Celebrities, media organizations and regular people online have had a lot to say about this hashtag that has been dominating people’s feeds. ManRepeller said that #MeToo is a quiet roar, while actress Mayim Bialik is being called out for victim blaming after she published her opinion on the hashtag movement. Women online have shared specific stories about how they have been harassed, assaulted or raped, while others have said they won’t say it even though they have their own stories. Some men, and even women, have responded with #IWill to acknowledge the part they have in stopping sexual harassment, assault and rape and what actions they will do to stop sexual violence.
According to RAINN (Rape, Abuse & Incest National Network) the largest U.S. anti-sexual violence organization, every 98 seconds an American is sexually assaulted. For women, 1 out of every 6 of us has “been the victim of an attempted or completed rape in her lifetime.” That’s almost 18 million women since 1998. Rape and sexual violence statistics are even scarier when you narrow down the scope to college campuses where college aged women are three times more likely to experience sexual violence. RAINN also reports that “only 20% of female student victims report to law enforcement.”

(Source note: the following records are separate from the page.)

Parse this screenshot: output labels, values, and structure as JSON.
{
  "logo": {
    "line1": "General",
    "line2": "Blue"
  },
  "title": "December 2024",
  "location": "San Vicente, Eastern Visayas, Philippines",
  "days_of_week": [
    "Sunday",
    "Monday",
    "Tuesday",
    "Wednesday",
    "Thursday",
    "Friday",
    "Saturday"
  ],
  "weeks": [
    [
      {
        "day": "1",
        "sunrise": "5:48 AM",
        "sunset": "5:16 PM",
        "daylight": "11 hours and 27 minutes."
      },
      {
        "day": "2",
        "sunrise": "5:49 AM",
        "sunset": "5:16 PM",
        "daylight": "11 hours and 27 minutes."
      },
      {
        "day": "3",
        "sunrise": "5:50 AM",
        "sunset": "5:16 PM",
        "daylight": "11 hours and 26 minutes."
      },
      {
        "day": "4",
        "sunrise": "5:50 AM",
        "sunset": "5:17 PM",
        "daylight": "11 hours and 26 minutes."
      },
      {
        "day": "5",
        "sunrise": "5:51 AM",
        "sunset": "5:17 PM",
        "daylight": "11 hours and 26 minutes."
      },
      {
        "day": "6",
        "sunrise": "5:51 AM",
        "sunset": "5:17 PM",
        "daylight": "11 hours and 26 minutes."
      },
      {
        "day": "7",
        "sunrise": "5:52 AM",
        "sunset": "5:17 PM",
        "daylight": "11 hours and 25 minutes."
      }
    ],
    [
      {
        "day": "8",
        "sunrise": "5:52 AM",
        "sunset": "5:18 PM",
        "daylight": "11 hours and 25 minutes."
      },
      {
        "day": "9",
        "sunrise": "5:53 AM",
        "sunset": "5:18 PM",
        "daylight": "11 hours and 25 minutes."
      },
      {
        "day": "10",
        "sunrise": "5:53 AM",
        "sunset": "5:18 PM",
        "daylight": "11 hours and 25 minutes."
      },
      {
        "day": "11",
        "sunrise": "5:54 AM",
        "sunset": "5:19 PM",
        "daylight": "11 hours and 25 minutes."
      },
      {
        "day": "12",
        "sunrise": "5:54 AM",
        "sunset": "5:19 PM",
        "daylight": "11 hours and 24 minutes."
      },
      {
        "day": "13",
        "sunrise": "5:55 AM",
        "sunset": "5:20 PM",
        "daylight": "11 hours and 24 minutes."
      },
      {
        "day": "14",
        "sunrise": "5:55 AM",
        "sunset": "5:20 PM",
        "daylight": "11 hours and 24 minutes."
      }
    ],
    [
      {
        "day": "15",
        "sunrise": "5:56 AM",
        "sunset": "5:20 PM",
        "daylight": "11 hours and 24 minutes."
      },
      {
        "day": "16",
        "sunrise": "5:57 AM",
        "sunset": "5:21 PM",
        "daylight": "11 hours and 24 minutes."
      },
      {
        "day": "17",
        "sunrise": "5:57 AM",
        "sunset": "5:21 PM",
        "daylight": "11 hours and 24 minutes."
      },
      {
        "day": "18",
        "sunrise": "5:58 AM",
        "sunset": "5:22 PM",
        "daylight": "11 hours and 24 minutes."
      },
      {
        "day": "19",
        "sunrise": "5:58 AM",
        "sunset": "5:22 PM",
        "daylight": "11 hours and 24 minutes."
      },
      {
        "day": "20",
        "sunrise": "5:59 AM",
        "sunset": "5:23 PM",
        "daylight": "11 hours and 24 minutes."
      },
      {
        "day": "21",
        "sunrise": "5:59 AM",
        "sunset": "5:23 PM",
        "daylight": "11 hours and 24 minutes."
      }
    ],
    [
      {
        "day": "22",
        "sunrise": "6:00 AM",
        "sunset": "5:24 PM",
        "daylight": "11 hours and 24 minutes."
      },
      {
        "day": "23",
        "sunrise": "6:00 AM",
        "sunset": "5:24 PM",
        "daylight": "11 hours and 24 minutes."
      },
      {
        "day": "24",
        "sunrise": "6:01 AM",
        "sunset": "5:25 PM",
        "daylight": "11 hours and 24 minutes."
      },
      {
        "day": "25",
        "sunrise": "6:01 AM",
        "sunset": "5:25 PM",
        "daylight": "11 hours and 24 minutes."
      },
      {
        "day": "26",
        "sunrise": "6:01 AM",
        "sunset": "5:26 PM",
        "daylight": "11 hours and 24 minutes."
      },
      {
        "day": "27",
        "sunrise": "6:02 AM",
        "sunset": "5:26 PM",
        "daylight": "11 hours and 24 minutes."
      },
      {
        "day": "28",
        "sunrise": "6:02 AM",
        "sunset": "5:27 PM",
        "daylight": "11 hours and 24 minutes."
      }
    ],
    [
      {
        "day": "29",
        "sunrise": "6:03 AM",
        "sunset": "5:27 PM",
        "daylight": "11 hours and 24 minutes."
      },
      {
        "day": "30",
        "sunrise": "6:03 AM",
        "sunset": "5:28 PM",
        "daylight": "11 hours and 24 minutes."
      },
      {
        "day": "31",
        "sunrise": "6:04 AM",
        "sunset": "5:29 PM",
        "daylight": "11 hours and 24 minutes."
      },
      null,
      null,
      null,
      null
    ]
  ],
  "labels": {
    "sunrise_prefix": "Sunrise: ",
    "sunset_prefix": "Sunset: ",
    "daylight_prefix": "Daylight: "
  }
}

I think #MeToo has finally started to shock people into seeing the magnitude of what women, all women, have gone through their entire lives.
Unfortunately, I do not think this hashtag is quite enough. I worry that like most things on the internet, it will be too fleeting. History and the stories women have shared prove how effectively sexual assault and harassment can be made to disappear – just look how long it took for the women who Harvey Weinstein assaulted to finally get some justice.
It is difficult to not have this pessimistic and cynical view when the most prominent person of the United States, the leader of our country, is still not being held accountable for his own history of sexual violence and harassment. The complete fury I feel that the man that some Americans voted to be the President of the United States has a long and acknowledged history of sexually assaulting and harassing women is not something I will ever be able to get over. The more I see and read #MeToo stories, the more my blood boils that the President still sits in the most prestigious chair in our country. I guess I should be used to this feeling of indignation by now, because just think how many of the attackers and harassers of woman who are also sitting in their own prestigious chairs all over the nation. Men who, like the President, are seemingly unaffected by their history of abuse and assault towards women.
We will have made real progress when all the men who have inflicted violence on women are held accountable for their actions and suffer real consequences. Until then, I will keep liking every single post I see of #MeToo as a small way of recognizing what we have all gone through and will continue to experience if change does not happen.
Lauren Simenson is a student at UW-River Falls.